A mother from San Diego, California, claims that the popular children's arcade and restaurant Chuck E. Cheese features "illegal gambling machines" that give children tickets based entirely on chance. KTLA reports that these slot machine-type games are different than the machines that you would find in a typical casino because they give out tickets instead of money. However, this difference doesn't necessarily mean that such a machine is legal.
"Under California law, it doesn't matter if it pays out money," attorney Eric Benink said in KTLA. "What matters is whether it pays out anything of any value. In this case it pays out tickets, which are redeemable for prizes."
San Diego mother Denise Keller filed a class action lawsuit on March 29 against CEC Entertainment, owner of Chuck E. Cheese. If a judge or jury sides with the plaintiff in this case, Chuck E. Cheese could be required to remove all of its arcade games that are based on chance and pay back money to the people that placed tokens into those machines. The amount of damages could be worth millions of dollars.

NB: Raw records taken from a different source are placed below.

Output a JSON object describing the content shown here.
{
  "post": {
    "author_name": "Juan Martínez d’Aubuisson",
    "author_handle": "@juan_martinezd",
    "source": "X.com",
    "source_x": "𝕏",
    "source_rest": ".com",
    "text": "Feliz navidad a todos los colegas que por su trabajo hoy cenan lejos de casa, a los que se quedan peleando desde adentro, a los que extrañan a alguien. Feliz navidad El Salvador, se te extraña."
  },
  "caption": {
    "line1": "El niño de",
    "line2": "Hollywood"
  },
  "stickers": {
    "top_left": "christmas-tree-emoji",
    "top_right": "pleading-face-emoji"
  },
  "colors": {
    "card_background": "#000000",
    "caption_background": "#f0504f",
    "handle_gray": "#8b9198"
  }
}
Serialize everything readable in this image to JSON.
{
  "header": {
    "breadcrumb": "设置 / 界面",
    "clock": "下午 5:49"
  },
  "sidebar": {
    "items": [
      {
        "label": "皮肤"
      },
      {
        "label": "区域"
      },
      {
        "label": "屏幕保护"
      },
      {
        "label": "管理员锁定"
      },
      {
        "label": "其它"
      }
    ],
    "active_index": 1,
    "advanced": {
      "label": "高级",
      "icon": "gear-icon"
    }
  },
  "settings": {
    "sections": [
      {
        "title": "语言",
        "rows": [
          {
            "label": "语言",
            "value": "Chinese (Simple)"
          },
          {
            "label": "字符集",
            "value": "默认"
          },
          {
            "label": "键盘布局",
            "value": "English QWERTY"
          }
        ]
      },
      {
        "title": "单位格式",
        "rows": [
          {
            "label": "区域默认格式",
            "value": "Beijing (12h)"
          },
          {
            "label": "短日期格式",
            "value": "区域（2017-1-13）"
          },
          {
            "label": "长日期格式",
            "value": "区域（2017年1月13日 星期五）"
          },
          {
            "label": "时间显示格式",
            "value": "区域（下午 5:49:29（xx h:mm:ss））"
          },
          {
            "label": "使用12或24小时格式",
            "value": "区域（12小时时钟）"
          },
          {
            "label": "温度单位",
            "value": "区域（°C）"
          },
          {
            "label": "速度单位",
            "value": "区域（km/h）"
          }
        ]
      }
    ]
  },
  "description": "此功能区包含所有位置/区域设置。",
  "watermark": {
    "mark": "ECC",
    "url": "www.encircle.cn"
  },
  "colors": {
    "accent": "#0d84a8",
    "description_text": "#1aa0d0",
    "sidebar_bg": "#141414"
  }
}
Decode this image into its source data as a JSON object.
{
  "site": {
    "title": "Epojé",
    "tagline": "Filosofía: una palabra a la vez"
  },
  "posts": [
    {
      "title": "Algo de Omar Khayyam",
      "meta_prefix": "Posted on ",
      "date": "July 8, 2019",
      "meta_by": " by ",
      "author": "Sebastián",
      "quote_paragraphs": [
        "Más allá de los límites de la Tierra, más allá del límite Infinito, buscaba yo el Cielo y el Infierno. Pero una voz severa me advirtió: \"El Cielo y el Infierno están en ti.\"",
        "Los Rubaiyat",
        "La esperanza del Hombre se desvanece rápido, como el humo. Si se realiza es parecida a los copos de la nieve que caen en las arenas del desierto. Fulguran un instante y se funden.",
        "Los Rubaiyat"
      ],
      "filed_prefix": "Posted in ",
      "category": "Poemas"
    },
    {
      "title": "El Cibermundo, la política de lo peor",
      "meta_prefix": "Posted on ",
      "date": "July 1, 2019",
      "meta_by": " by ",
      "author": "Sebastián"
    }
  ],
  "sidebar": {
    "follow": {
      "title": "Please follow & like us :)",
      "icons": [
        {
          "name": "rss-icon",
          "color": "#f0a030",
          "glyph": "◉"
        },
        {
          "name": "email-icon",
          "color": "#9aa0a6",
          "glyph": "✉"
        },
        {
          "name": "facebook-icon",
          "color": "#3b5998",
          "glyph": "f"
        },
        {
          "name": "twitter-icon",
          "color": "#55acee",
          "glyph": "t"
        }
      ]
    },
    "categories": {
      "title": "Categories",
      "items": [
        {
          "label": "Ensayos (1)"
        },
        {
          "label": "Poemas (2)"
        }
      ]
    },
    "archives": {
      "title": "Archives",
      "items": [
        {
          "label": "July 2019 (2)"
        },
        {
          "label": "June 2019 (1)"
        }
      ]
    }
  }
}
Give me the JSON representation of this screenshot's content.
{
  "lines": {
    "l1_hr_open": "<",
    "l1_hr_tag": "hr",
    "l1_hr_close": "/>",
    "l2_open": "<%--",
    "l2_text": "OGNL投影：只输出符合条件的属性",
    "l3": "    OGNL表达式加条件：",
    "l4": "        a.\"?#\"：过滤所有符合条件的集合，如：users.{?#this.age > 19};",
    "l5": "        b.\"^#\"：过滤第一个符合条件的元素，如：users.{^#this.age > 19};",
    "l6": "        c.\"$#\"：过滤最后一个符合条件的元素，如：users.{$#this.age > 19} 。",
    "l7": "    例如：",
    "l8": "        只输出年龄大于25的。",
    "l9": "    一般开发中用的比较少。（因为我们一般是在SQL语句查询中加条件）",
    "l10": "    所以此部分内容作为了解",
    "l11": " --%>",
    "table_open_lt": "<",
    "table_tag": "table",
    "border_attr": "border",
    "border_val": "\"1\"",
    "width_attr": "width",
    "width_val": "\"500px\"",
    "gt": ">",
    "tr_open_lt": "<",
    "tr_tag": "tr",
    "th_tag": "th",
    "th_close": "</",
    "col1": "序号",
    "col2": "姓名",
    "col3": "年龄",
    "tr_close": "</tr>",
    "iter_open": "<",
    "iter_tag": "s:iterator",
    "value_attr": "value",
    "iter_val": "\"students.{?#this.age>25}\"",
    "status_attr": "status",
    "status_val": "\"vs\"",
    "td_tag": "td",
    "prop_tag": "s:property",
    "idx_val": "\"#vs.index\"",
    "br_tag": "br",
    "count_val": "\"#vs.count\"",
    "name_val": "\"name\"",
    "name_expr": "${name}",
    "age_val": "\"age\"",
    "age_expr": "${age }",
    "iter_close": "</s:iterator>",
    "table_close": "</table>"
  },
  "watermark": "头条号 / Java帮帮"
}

Capitol Weekly reports that the chance games at Chuck E. Cheese may not only violate California laws, but that they may be a violation of federal gambling laws as well. Keller’s lawsuit seems to be part of a growing opposition to arcades that promote gambling-like games, where some people claim that such games can lead to serious gambling problems when the children grow up.
Hence, arcades all around the United States should perhaps stick to games like Ski Ball and Whack a Mole — games that are fun and require some skill.
There are two Chuck E. Cheese arcades in Atlanta as well as one in each in Decatur, Norcross and Jonesboro.